### Exercise aim
Word for word, restate the entries that follow.

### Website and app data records
--------------------------------

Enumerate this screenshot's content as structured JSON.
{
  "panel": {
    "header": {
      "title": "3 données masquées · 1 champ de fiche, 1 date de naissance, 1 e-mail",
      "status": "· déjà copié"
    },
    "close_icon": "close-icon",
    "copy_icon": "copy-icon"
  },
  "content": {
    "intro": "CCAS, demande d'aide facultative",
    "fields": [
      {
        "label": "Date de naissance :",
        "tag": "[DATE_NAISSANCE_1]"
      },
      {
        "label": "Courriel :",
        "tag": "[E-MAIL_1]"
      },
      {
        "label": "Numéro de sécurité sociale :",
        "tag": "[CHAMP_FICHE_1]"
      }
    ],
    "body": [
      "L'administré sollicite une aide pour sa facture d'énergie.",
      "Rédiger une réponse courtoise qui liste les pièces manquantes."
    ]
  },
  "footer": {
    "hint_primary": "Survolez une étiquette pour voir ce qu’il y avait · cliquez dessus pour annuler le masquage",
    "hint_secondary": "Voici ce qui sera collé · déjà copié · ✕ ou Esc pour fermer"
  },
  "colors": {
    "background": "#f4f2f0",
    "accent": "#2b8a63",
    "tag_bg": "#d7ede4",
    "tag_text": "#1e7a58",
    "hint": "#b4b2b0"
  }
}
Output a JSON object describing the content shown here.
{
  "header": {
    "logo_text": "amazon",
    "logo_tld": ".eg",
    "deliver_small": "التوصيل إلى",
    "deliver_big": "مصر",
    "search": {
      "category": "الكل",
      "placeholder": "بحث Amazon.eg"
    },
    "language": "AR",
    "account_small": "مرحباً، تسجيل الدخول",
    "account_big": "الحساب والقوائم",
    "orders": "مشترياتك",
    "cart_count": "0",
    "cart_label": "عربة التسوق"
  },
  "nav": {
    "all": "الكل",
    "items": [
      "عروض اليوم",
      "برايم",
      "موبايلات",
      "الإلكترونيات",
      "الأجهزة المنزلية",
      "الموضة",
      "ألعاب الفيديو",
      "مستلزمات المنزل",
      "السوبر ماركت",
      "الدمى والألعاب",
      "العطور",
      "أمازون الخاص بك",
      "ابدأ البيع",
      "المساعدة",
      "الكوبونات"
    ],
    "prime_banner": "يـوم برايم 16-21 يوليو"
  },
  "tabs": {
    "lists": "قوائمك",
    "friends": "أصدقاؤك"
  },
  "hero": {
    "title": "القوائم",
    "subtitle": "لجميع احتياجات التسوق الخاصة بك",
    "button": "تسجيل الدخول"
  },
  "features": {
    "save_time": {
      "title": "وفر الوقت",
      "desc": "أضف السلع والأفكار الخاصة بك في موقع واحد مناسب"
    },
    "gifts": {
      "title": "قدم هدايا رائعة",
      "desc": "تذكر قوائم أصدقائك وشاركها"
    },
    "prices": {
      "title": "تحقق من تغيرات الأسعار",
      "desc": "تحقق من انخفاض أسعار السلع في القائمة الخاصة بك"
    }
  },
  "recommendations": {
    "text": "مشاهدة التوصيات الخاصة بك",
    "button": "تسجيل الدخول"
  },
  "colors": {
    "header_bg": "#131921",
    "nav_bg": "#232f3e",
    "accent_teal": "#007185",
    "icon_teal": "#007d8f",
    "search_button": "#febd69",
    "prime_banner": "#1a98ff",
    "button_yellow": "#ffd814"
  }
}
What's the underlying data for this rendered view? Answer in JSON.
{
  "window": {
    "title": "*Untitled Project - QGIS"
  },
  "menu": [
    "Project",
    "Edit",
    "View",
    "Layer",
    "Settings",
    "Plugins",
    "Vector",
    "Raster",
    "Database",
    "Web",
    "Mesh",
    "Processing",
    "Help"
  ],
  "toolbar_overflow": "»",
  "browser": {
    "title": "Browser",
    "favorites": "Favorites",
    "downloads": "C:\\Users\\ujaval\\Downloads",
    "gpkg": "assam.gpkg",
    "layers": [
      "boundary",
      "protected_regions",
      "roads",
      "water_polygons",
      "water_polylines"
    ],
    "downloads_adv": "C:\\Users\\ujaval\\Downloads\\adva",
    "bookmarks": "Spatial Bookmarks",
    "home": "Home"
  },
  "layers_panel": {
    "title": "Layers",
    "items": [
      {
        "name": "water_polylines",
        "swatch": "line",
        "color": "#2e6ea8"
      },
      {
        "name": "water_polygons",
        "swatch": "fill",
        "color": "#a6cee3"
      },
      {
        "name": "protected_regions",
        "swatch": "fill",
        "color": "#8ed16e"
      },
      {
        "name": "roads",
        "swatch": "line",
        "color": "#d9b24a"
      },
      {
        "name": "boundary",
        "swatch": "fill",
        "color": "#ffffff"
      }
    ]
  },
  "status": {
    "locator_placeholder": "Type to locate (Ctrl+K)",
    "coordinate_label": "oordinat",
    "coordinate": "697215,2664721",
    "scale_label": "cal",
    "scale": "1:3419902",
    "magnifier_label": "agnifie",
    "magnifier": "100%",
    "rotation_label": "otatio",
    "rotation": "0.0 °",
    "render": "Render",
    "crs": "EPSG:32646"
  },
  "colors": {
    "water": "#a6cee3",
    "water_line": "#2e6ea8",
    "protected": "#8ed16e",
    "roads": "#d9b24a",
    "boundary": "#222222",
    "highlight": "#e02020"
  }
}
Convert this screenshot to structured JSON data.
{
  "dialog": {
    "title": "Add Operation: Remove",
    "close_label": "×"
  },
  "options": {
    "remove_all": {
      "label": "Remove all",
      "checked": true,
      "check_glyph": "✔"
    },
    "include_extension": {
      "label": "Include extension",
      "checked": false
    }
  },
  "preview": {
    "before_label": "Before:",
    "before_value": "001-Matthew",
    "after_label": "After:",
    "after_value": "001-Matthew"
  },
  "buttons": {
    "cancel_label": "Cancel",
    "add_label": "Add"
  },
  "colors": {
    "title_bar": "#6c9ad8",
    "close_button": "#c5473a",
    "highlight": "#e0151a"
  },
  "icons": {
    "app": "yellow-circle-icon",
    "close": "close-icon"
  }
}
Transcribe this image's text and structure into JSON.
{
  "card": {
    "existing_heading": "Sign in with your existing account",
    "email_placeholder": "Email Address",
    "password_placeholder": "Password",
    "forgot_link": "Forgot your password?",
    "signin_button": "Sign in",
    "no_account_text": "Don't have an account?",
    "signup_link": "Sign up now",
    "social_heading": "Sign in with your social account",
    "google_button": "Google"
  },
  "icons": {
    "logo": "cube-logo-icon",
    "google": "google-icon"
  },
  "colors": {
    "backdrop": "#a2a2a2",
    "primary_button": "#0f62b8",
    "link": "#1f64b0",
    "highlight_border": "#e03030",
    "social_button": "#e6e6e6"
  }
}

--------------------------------

### The completed task
Enumerate this screenshot's content as structured JSON.
{
  "panel": {
    "header": {
      "title": "3 données masquées · 1 champ de fiche, 1 date de naissance, 1 e-mail",
      "status": "· déjà copié"
    },
    "close_icon": "close-icon",
    "copy_icon": "copy-icon"
  },
  "content": {
    "intro": "CCAS, demande d'aide facultative",
    "fields": [
      {
        "label": "Date de naissance :",
        "tag": "[DATE_NAISSANCE_1]"
      },
      {
        "label": "Courriel :",
        "tag": "[E-MAIL_1]"
      },
      {
        "label": "Numéro de sécurité sociale :",
        "tag": "[CHAMP_FICHE_1]"
      }
    ],
    "body": [
      "L'administré sollicite une aide pour sa facture d'énergie.",
      "Rédiger une réponse courtoise qui liste les pièces manquantes."
    ]
  },
  "footer": {
    "hint_primary": "Survolez une étiquette pour voir ce qu’il y avait · cliquez dessus pour annuler le masquage",
    "hint_secondary": "Voici ce qui sera collé · déjà copié · ✕ ou Esc pour fermer"
  },
  "colors": {
    "background": "#f4f2f0",
    "accent": "#2b8a63",
    "tag_bg": "#d7ede4",
    "tag_text": "#1e7a58",
    "hint": "#b4b2b0"
  }
}
Output a JSON object describing the content shown here.
{
  "header": {
    "logo_text": "amazon",
    "logo_tld": ".eg",
    "deliver_small": "التوصيل إلى",
    "deliver_big": "مصر",
    "search": {
      "category": "الكل",
      "placeholder": "بحث Amazon.eg"
    },
    "language": "AR",
    "account_small": "مرحباً، تسجيل الدخول",
    "account_big": "الحساب والقوائم",
    "orders": "مشترياتك",
    "cart_count": "0",
    "cart_label": "عربة التسوق"
  },
  "nav": {
    "all": "الكل",
    "items": [
      "عروض اليوم",
      "برايم",
      "موبايلات",
      "الإلكترونيات",
      "الأجهزة المنزلية",
      "الموضة",
      "ألعاب الفيديو",
      "مستلزمات المنزل",
      "السوبر ماركت",
      "الدمى والألعاب",
      "العطور",
      "أمازون الخاص بك",
      "ابدأ البيع",
      "المساعدة",
      "الكوبونات"
    ],
    "prime_banner": "يـوم برايم 16-21 يوليو"
  },
  "tabs": {
    "lists": "قوائمك",
    "friends": "أصدقاؤك"
  },
  "hero": {
    "title": "القوائم",
    "subtitle": "لجميع احتياجات التسوق الخاصة بك",
    "button": "تسجيل الدخول"
  },
  "features": {
    "save_time": {
      "title": "وفر الوقت",
      "desc": "أضف السلع والأفكار الخاصة بك في موقع واحد مناسب"
    },
    "gifts": {
      "title": "قدم هدايا رائعة",
      "desc": "تذكر قوائم أصدقائك وشاركها"
    },
    "prices": {
      "title": "تحقق من تغيرات الأسعار",
      "desc": "تحقق من انخفاض أسعار السلع في القائمة الخاصة بك"
    }
  },
  "recommendations": {
    "text": "مشاهدة التوصيات الخاصة بك",
    "button": "تسجيل الدخول"
  },
  "colors": {
    "header_bg": "#131921",
    "nav_bg": "#232f3e",
    "accent_teal": "#007185",
    "icon_teal": "#007d8f",
    "search_button": "#febd69",
    "prime_banner": "#1a98ff",
    "button_yellow": "#ffd814"
  }
}
What's the underlying data for this rendered view? Answer in JSON.
{
  "window": {
    "title": "*Untitled Project - QGIS"
  },
  "menu": [
    "Project",
    "Edit",
    "View",
    "Layer",
    "Settings",
    "Plugins",
    "Vector",
    "Raster",
    "Database",
    "Web",
    "Mesh",
    "Processing",
    "Help"
  ],
  "toolbar_overflow": "»",
  "browser": {
    "title": "Browser",
    "favorites": "Favorites",
    "downloads": "C:\\Users\\ujaval\\Downloads",
    "gpkg": "assam.gpkg",
    "layers": [
      "boundary",
      "protected_regions",
      "roads",
      "water_polygons",
      "water_polylines"
    ],
    "downloads_adv": "C:\\Users\\ujaval\\Downloads\\adva",
    "bookmarks": "Spatial Bookmarks",
    "home": "Home"
  },
  "layers_panel": {
    "title": "Layers",
    "items": [
      {
        "name": "water_polylines",
        "swatch": "line",
        "color": "#2e6ea8"
      },
      {
        "name": "water_polygons",
        "swatch": "fill",
        "color": "#a6cee3"
      },
      {
        "name": "protected_regions",
        "swatch": "fill",
        "color": "#8ed16e"
      },
      {
        "name": "roads",
        "swatch": "line",
        "color": "#d9b24a"
      },
      {
        "name": "boundary",
        "swatch": "fill",
        "color": "#ffffff"
      }
    ]
  },
  "status": {
    "locator_placeholder": "Type to locate (Ctrl+K)",
    "coordinate_label": "oordinat",
    "coordinate": "697215,2664721",
    "scale_label": "cal",
    "scale": "1:3419902",
    "magnifier_label": "agnifie",
    "magnifier": "100%",
    "rotation_label": "otatio",
    "rotation": "0.0 °",
    "render": "Render",
    "crs": "EPSG:32646"
  },
  "colors": {
    "water": "#a6cee3",
    "water_line": "#2e6ea8",
    "protected": "#8ed16e",
    "roads": "#d9b24a",
    "boundary": "#222222",
    "highlight": "#e02020"
  }
}
Convert this screenshot to structured JSON data.
{
  "dialog": {
    "title": "Add Operation: Remove",
    "close_label": "×"
  },
  "options": {
    "remove_all": {
      "label": "Remove all",
      "checked": true,
      "check_glyph": "✔"
    },
    "include_extension": {
      "label": "Include extension",
      "checked": false
    }
  },
  "preview": {
    "before_label": "Before:",
    "before_value": "001-Matthew",
    "after_label": "After:",
    "after_value": "001-Matthew"
  },
  "buttons": {
    "cancel_label": "Cancel",
    "add_label": "Add"
  },
  "colors": {
    "title_bar": "#6c9ad8",
    "close_button": "#c5473a",
    "highlight": "#e0151a"
  },
  "icons": {
    "app": "yellow-circle-icon",
    "close": "close-icon"
  }
}
Transcribe this image's text and structure into JSON.
{
  "card": {
    "existing_heading": "Sign in with your existing account",
    "email_placeholder": "Email Address",
    "password_placeholder": "Password",
    "forgot_link": "Forgot your password?",
    "signin_button": "Sign in",
    "no_account_text": "Don't have an account?",
    "signup_link": "Sign up now",
    "social_heading": "Sign in with your social account",
    "google_button": "Google"
  },
  "icons": {
    "logo": "cube-logo-icon",
    "google": "google-icon"
  },
  "colors": {
    "backdrop": "#a2a2a2",
    "primary_button": "#0f62b8",
    "link": "#1f64b0",
    "highlight_border": "#e03030",
    "social_button": "#e6e6e6"
  }
}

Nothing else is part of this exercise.